To mark the end of my hiatus (I hope), I have decided to talk a little about my own take on the fallout of the Regensburg speech. Fr Tucker, on of my favourite blogs (Dappled Things), has two interesting articles (here and here) whose main point is that the real message of this brilliant lecture has been lost. I commend them to you.

In fact, one of the most important lines from this ...

In fact, one of the most important lines from this speech, and indeed what might be a defining moment for this papacy is the following excerpt:

The intention here is not one of retrenchment or negative criticism, but of broadening our concept of reason and its application... Only thus do we become capable of that genuine dialogue of cultures and religions so urgently needed today.
(emphasis mine)

So let me explain. First, I found the speech fascinating. And I read it as soon as I read the initial BBC Online news item. Why? Because I always read what the Pope actually said rather than how it is reported. This is lesson I learned during the previous Pontificate of Pope John Paul the Great. Every time he would write an encyclical the most bizarre things would be reported in the British press. So, I stopped looking to the press to tell me what the Pontiff wrote, and instead I read it for myself. Admittedly, as a teenager, I was ill-equipped to decipher this genius's writing. In other words, I was just informed enough to work for the Times, the Guardian or the Telegraph.

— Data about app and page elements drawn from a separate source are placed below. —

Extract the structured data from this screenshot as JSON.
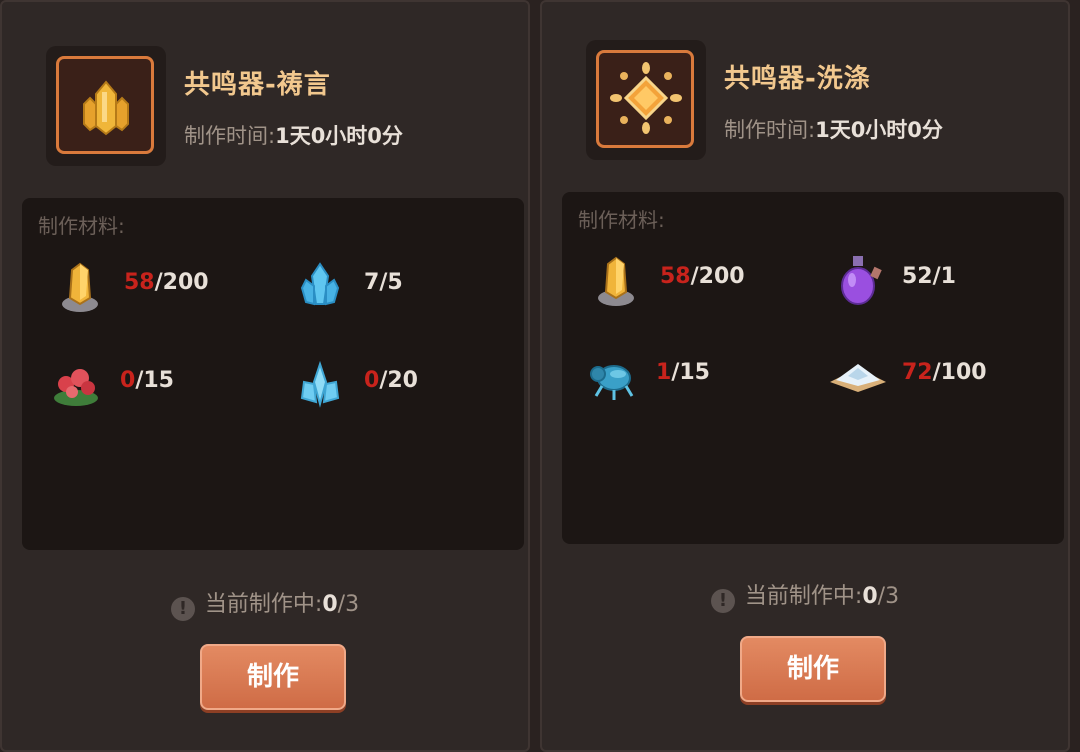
{
  "cards": [
    {
      "name": "共鸣器-祷言",
      "time_label": "制作时间:",
      "time_value": "1天0小时0分",
      "icon": "gold-crystal-icon",
      "materials_label": "制作材料:",
      "materials": [
        {
          "icon": "gold-ore-icon",
          "have": "58",
          "need": "/200",
          "short": true
        },
        {
          "icon": "blue-crystal-icon",
          "have": "7",
          "need": "/5",
          "short": false
        },
        {
          "icon": "red-flower-icon",
          "have": "0",
          "need": "/15",
          "short": true
        },
        {
          "icon": "ice-crystal-icon",
          "have": "0",
          "need": "/20",
          "short": true
        }
      ],
      "status_label": "当前制作中:",
      "status_current": "0",
      "status_max": "/3",
      "button_label": "制作"
    },
    {
      "name": "共鸣器-洗涤",
      "time_label": "制作时间:",
      "time_value": "1天0小时0分",
      "icon": "amber-gem-icon",
      "materials_label": "制作材料:",
      "materials": [
        {
          "icon": "gold-ore-icon",
          "have": "58",
          "need": "/200",
          "short": true
        },
        {
          "icon": "purple-potion-icon",
          "have": "52",
          "need": "/1",
          "short": false
        },
        {
          "icon": "blue-beetle-icon",
          "have": "1",
          "need": "/15",
          "short": true
        },
        {
          "icon": "salt-pile-icon",
          "have": "72",
          "need": "/100",
          "short": true
        }
      ],
      "status_label": "当前制作中:",
      "status_current": "0",
      "status_max": "/3",
      "button_label": "制作"
    }
  ],
  "colors": {
    "title": "#f2c88e",
    "shortage": "#c8231c",
    "button": "#d97550",
    "panel": "#1c1614"
  }
}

In any case, pardon the digression ... I was captivated by his discussion of λόγος, and I too was struck by the implications of a God who could transcend his own logic. As an interesting aside, Drew at the Shrine of the Holy Whapping, has a superb analysis of the fundamental differences between the Catholic and Islamic understanding of the nature of God.

And this then brings me to the disproportionate rage that the loonies in the Islamic world has exhibited due to the Pope's use of Emperor Manuel's "evil and inhuman" characterisation. Incidentally, I have yet to hear someone comment on whether the Emperor was using good, old-fashioned Greek hyperbole here to hammer home his point. Khoury, alluded to it, in the interview you can read in Fr. Tucker's second article I linked to above.

So what can be done about the "rage," summed up neatly by Mark Shea? I have a novel solution. We must fight back with a weapon so powerful, no amount of suicide bombs can match its might. We must Love our Muslim brothers and sisters exponentially greater than their worst offenders hate us. Love is the ultimate weapon that defeated sin and death, and it is the weapon we must employ now to calm even the most ire-filled heart.

To that end, I have been saying full rosaries for the Pope, Conversions of Sinners, and the Calming of Passions amongst our Brothers and Sisters of the Qu'ran. Though I am but a simple minnow of little importance, I would like to make a request that the Sacrament of Love be offered wherever possible for these or other similar intentions. Because it is the ultimate act of Love, where our Saviour laid down his life for us, I think its power is more than sufficient to calm passions if even one such Eucharist is offered. Again, it is probably not my place, little minnow that I am, to make this request ... but if it can be made, I would that it were effected and soon.

Until the passions are calmed, and that genuine dialogue so needed takes place, I will continue to say my little rosaries ...